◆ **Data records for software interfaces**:
■ ■ ■

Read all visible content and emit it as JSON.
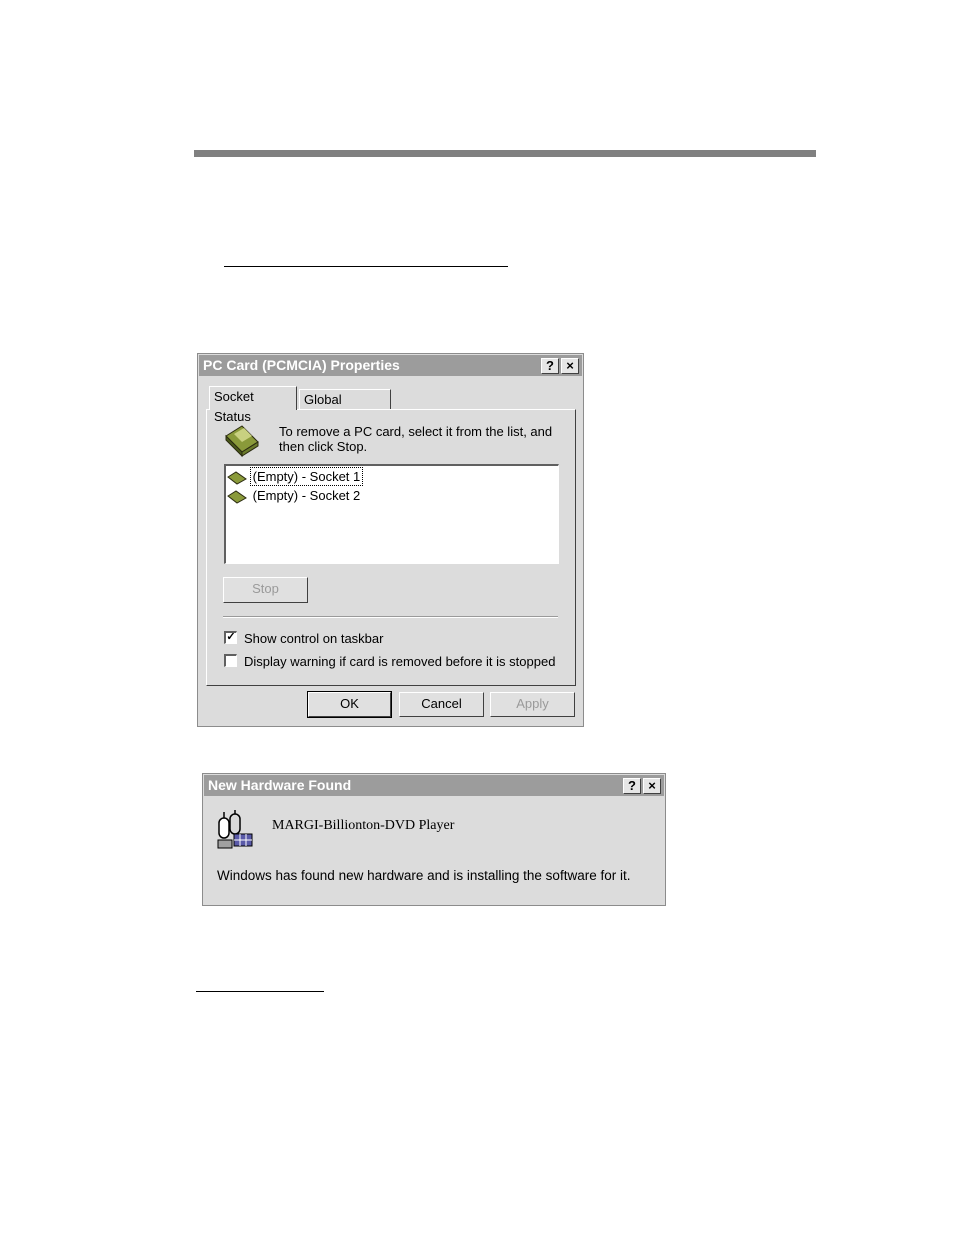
{
  "pcmcia_dialog": {
    "title": "PC Card (PCMCIA) Properties",
    "help_label": "?",
    "close_label": "×",
    "tabs": [
      {
        "label": "Socket Status"
      },
      {
        "label": "Global Settings"
      }
    ],
    "instruction": "To remove a PC card, select it from the list, and then click Stop.",
    "sockets": [
      {
        "label": "(Empty) - Socket 1"
      },
      {
        "label": "(Empty) - Socket 2"
      }
    ],
    "stop_label": "Stop",
    "show_control_label": "Show control on taskbar",
    "show_control_checked": "✓",
    "display_warning_label": "Display warning if card is removed before it is stopped",
    "ok_label": "OK",
    "cancel_label": "Cancel",
    "apply_label": "Apply"
  },
  "hardware_dialog": {
    "title": "New Hardware Found",
    "help_label": "?",
    "close_label": "×",
    "device_name": "MARGI-Billionton-DVD Player",
    "message": "Windows has found new hardware and is installing the software for it."
  },
  "colors": {
    "titlebar": "#9c9c9c",
    "dialog_face": "#dcdcdc",
    "rule": "#808080",
    "card_icon": "#8a9a3a"
  },
  "icons": [
    "pc-card-icon",
    "new-hardware-icon"
  ]
}
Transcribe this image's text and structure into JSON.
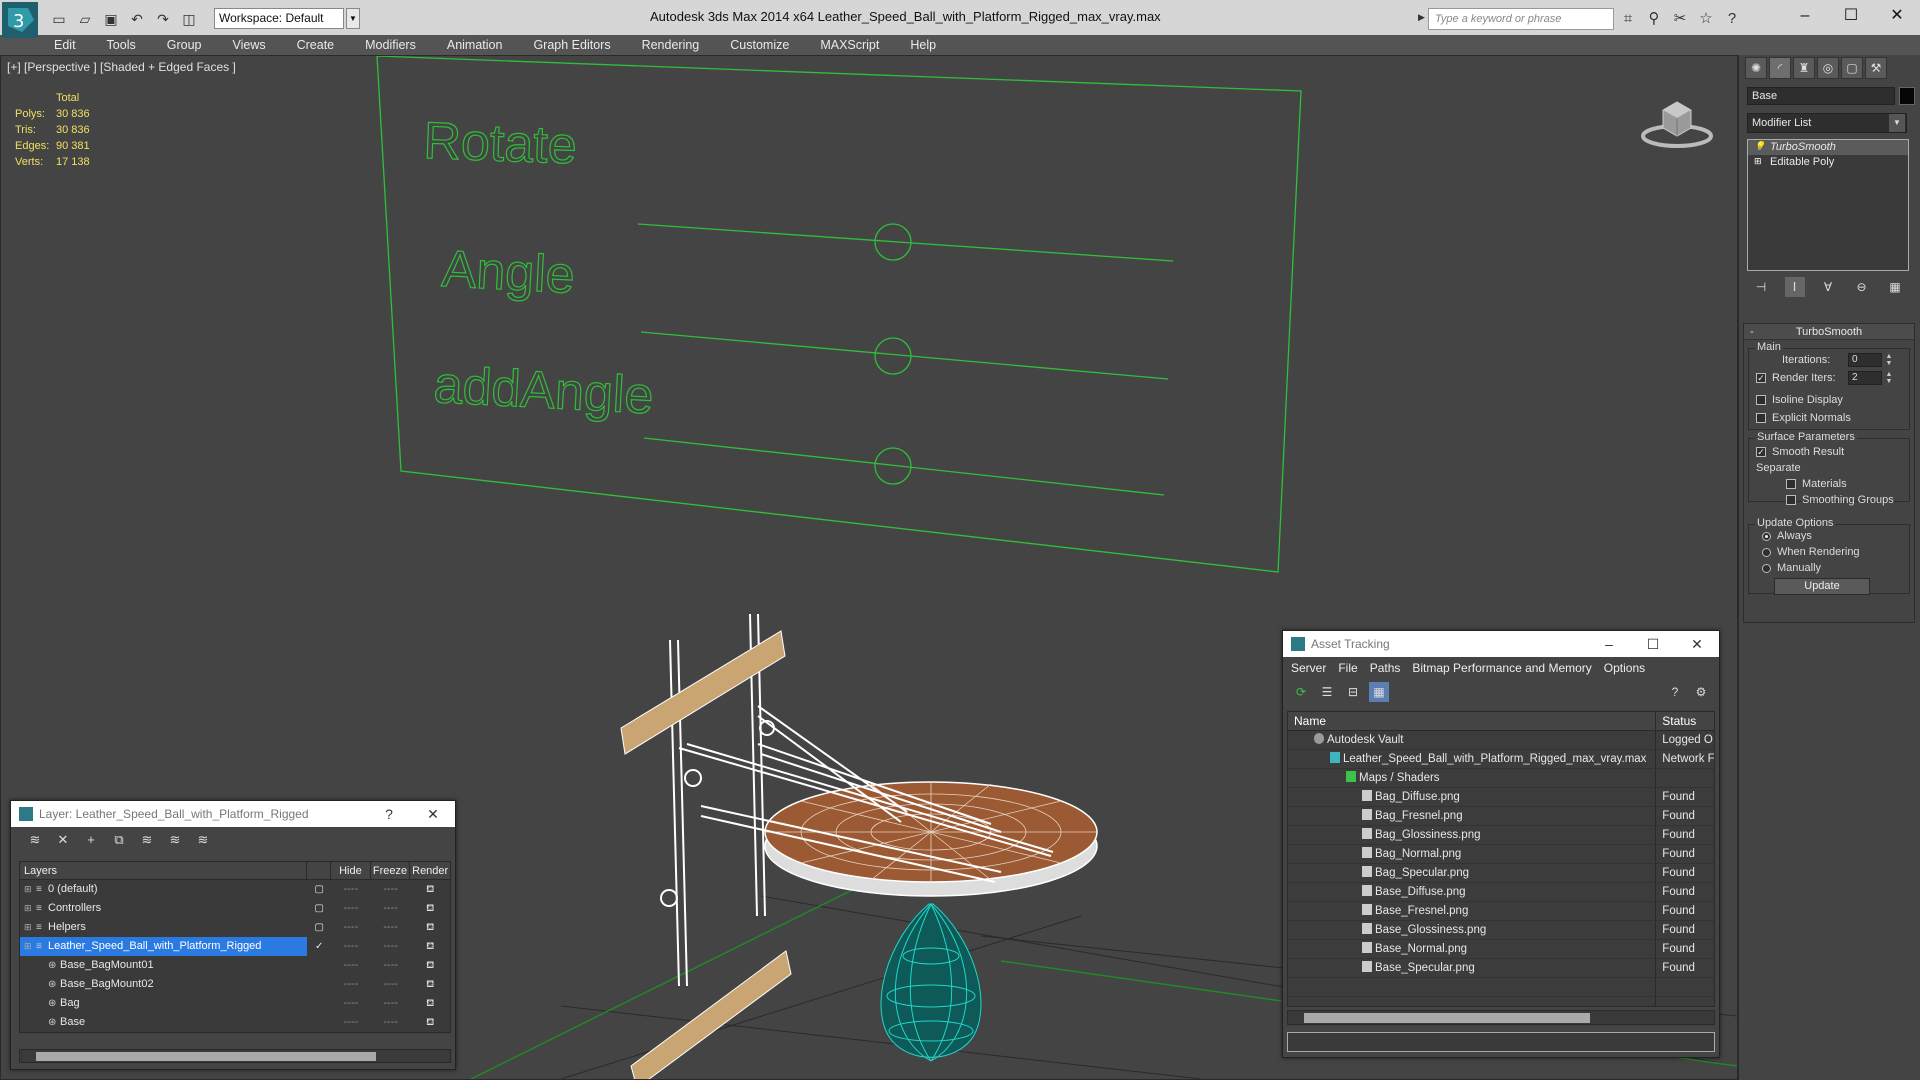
{
  "app": {
    "title": "Autodesk 3ds Max  2014 x64      Leather_Speed_Ball_with_Platform_Rigged_max_vray.max",
    "workspace": "Workspace: Default",
    "search_placeholder": "Type a keyword or phrase"
  },
  "menu": [
    "Edit",
    "Tools",
    "Group",
    "Views",
    "Create",
    "Modifiers",
    "Animation",
    "Graph Editors",
    "Rendering",
    "Customize",
    "MAXScript",
    "Help"
  ],
  "viewport": {
    "label": "[+] [Perspective ] [Shaded + Edged Faces ]",
    "stats_header": "Total",
    "stats": [
      {
        "key": "Polys:",
        "value": "30 836"
      },
      {
        "key": "Tris:",
        "value": "30 836"
      },
      {
        "key": "Edges:",
        "value": "90 381"
      },
      {
        "key": "Verts:",
        "value": "17 138"
      }
    ],
    "board_labels": [
      "Rotate",
      "Angle",
      "addAngle"
    ]
  },
  "command_panel": {
    "object_name": "Base",
    "modifier_list": "Modifier List",
    "stack": [
      {
        "label": "TurboSmooth",
        "selected": true
      },
      {
        "label": "Editable Poly",
        "selected": false
      }
    ],
    "rollout_title": "TurboSmooth",
    "main_group": "Main",
    "iterations_label": "Iterations:",
    "iterations_value": "0",
    "render_iters_label": "Render Iters:",
    "render_iters_value": "2",
    "isoline_display": "Isoline Display",
    "explicit_normals": "Explicit Normals",
    "surface_group": "Surface Parameters",
    "smooth_result": "Smooth Result",
    "separate": "Separate",
    "materials": "Materials",
    "smoothing_groups": "Smoothing Groups",
    "update_group": "Update Options",
    "always": "Always",
    "when_rendering": "When Rendering",
    "manually": "Manually",
    "update_button": "Update"
  },
  "layer_window": {
    "title": "Layer: Leather_Speed_Ball_with_Platform_Rigged",
    "help": "?",
    "columns": {
      "layers": "Layers",
      "hide": "Hide",
      "freeze": "Freeze",
      "render": "Render"
    },
    "rows": [
      {
        "name": "0 (default)",
        "indent": 1,
        "selected": false
      },
      {
        "name": "Controllers",
        "indent": 1,
        "selected": false
      },
      {
        "name": "Helpers",
        "indent": 1,
        "selected": false
      },
      {
        "name": "Leather_Speed_Ball_with_Platform_Rigged",
        "indent": 1,
        "selected": true
      },
      {
        "name": "Base_BagMount01",
        "indent": 2,
        "selected": false
      },
      {
        "name": "Base_BagMount02",
        "indent": 2,
        "selected": false
      },
      {
        "name": "Bag",
        "indent": 2,
        "selected": false
      },
      {
        "name": "Base",
        "indent": 2,
        "selected": false
      }
    ]
  },
  "asset_window": {
    "title": "Asset Tracking",
    "menu": [
      "Server",
      "File",
      "Paths",
      "Bitmap Performance and Memory",
      "Options"
    ],
    "columns": {
      "name": "Name",
      "status": "Status"
    },
    "rows": [
      {
        "name": "Autodesk Vault",
        "status": "Logged O",
        "indent": 1,
        "icon": "vault"
      },
      {
        "name": "Leather_Speed_Ball_with_Platform_Rigged_max_vray.max",
        "status": "Network F",
        "indent": 2,
        "icon": "max"
      },
      {
        "name": "Maps / Shaders",
        "status": "",
        "indent": 3,
        "icon": "folder"
      },
      {
        "name": "Bag_Diffuse.png",
        "status": "Found",
        "indent": 4,
        "icon": "file"
      },
      {
        "name": "Bag_Fresnel.png",
        "status": "Found",
        "indent": 4,
        "icon": "file"
      },
      {
        "name": "Bag_Glossiness.png",
        "status": "Found",
        "indent": 4,
        "icon": "file"
      },
      {
        "name": "Bag_Normal.png",
        "status": "Found",
        "indent": 4,
        "icon": "file"
      },
      {
        "name": "Bag_Specular.png",
        "status": "Found",
        "indent": 4,
        "icon": "file"
      },
      {
        "name": "Base_Diffuse.png",
        "status": "Found",
        "indent": 4,
        "icon": "file"
      },
      {
        "name": "Base_Fresnel.png",
        "status": "Found",
        "indent": 4,
        "icon": "file"
      },
      {
        "name": "Base_Glossiness.png",
        "status": "Found",
        "indent": 4,
        "icon": "file"
      },
      {
        "name": "Base_Normal.png",
        "status": "Found",
        "indent": 4,
        "icon": "file"
      },
      {
        "name": "Base_Specular.png",
        "status": "Found",
        "indent": 4,
        "icon": "file"
      }
    ]
  },
  "colors": {
    "wire_green": "#2fbf3a",
    "stats_yellow": "#f0e060",
    "selection_blue": "#2a7ae2",
    "bag_cyan": "#1fd8c8"
  }
}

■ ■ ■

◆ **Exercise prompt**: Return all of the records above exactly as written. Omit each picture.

◆ **Answer area**:
Read all visible content and emit it as JSON.
{
  "pcmcia_dialog": {
    "title": "PC Card (PCMCIA) Properties",
    "help_label": "?",
    "close_label": "×",
    "tabs": [
      {
        "label": "Socket Status"
      },
      {
        "label": "Global Settings"
      }
    ],
    "instruction": "To remove a PC card, select it from the list, and then click Stop.",
    "sockets": [
      {
        "label": "(Empty) - Socket 1"
      },
      {
        "label": "(Empty) - Socket 2"
      }
    ],
    "stop_label": "Stop",
    "show_control_label": "Show control on taskbar",
    "show_control_checked": "✓",
    "display_warning_label": "Display warning if card is removed before it is stopped",
    "ok_label": "OK",
    "cancel_label": "Cancel",
    "apply_label": "Apply"
  },
  "hardware_dialog": {
    "title": "New Hardware Found",
    "help_label": "?",
    "close_label": "×",
    "device_name": "MARGI-Billionton-DVD Player",
    "message": "Windows has found new hardware and is installing the software for it."
  },
  "colors": {
    "titlebar": "#9c9c9c",
    "dialog_face": "#dcdcdc",
    "rule": "#808080",
    "card_icon": "#8a9a3a"
  },
  "icons": [
    "pc-card-icon",
    "new-hardware-icon"
  ]
}
Transcribe this image's text and structure into JSON.
{
  "app": {
    "title": "Autodesk 3ds Max  2014 x64      Leather_Speed_Ball_with_Platform_Rigged_max_vray.max",
    "workspace": "Workspace: Default",
    "search_placeholder": "Type a keyword or phrase"
  },
  "menu": [
    "Edit",
    "Tools",
    "Group",
    "Views",
    "Create",
    "Modifiers",
    "Animation",
    "Graph Editors",
    "Rendering",
    "Customize",
    "MAXScript",
    "Help"
  ],
  "viewport": {
    "label": "[+] [Perspective ] [Shaded + Edged Faces ]",
    "stats_header": "Total",
    "stats": [
      {
        "key": "Polys:",
        "value": "30 836"
      },
      {
        "key": "Tris:",
        "value": "30 836"
      },
      {
        "key": "Edges:",
        "value": "90 381"
      },
      {
        "key": "Verts:",
        "value": "17 138"
      }
    ],
    "board_labels": [
      "Rotate",
      "Angle",
      "addAngle"
    ]
  },
  "command_panel": {
    "object_name": "Base",
    "modifier_list": "Modifier List",
    "stack": [
      {
        "label": "TurboSmooth",
        "selected": true
      },
      {
        "label": "Editable Poly",
        "selected": false
      }
    ],
    "rollout_title": "TurboSmooth",
    "main_group": "Main",
    "iterations_label": "Iterations:",
    "iterations_value": "0",
    "render_iters_label": "Render Iters:",
    "render_iters_value": "2",
    "isoline_display": "Isoline Display",
    "explicit_normals": "Explicit Normals",
    "surface_group": "Surface Parameters",
    "smooth_result": "Smooth Result",
    "separate": "Separate",
    "materials": "Materials",
    "smoothing_groups": "Smoothing Groups",
    "update_group": "Update Options",
    "always": "Always",
    "when_rendering": "When Rendering",
    "manually": "Manually",
    "update_button": "Update"
  },
  "layer_window": {
    "title": "Layer: Leather_Speed_Ball_with_Platform_Rigged",
    "help": "?",
    "columns": {
      "layers": "Layers",
      "hide": "Hide",
      "freeze": "Freeze",
      "render": "Render"
    },
    "rows": [
      {
        "name": "0 (default)",
        "indent": 1,
        "selected": false
      },
      {
        "name": "Controllers",
        "indent": 1,
        "selected": false
      },
      {
        "name": "Helpers",
        "indent": 1,
        "selected": false
      },
      {
        "name": "Leather_Speed_Ball_with_Platform_Rigged",
        "indent": 1,
        "selected": true
      },
      {
        "name": "Base_BagMount01",
        "indent": 2,
        "selected": false
      },
      {
        "name": "Base_BagMount02",
        "indent": 2,
        "selected": false
      },
      {
        "name": "Bag",
        "indent": 2,
        "selected": false
      },
      {
        "name": "Base",
        "indent": 2,
        "selected": false
      }
    ]
  },
  "asset_window": {
    "title": "Asset Tracking",
    "menu": [
      "Server",
      "File",
      "Paths",
      "Bitmap Performance and Memory",
      "Options"
    ],
    "columns": {
      "name": "Name",
      "status": "Status"
    },
    "rows": [
      {
        "name": "Autodesk Vault",
        "status": "Logged O",
        "indent": 1,
        "icon": "vault"
      },
      {
        "name": "Leather_Speed_Ball_with_Platform_Rigged_max_vray.max",
        "status": "Network F",
        "indent": 2,
        "icon": "max"
      },
      {
        "name": "Maps / Shaders",
        "status": "",
        "indent": 3,
        "icon": "folder"
      },
      {
        "name": "Bag_Diffuse.png",
        "status": "Found",
        "indent": 4,
        "icon": "file"
      },
      {
        "name": "Bag_Fresnel.png",
        "status": "Found",
        "indent": 4,
        "icon": "file"
      },
      {
        "name": "Bag_Glossiness.png",
        "status": "Found",
        "indent": 4,
        "icon": "file"
      },
      {
        "name": "Bag_Normal.png",
        "status": "Found",
        "indent": 4,
        "icon": "file"
      },
      {
        "name": "Bag_Specular.png",
        "status": "Found",
        "indent": 4,
        "icon": "file"
      },
      {
        "name": "Base_Diffuse.png",
        "status": "Found",
        "indent": 4,
        "icon": "file"
      },
      {
        "name": "Base_Fresnel.png",
        "status": "Found",
        "indent": 4,
        "icon": "file"
      },
      {
        "name": "Base_Glossiness.png",
        "status": "Found",
        "indent": 4,
        "icon": "file"
      },
      {
        "name": "Base_Normal.png",
        "status": "Found",
        "indent": 4,
        "icon": "file"
      },
      {
        "name": "Base_Specular.png",
        "status": "Found",
        "indent": 4,
        "icon": "file"
      }
    ]
  },
  "colors": {
    "wire_green": "#2fbf3a",
    "stats_yellow": "#f0e060",
    "selection_blue": "#2a7ae2",
    "bag_cyan": "#1fd8c8"
  }
}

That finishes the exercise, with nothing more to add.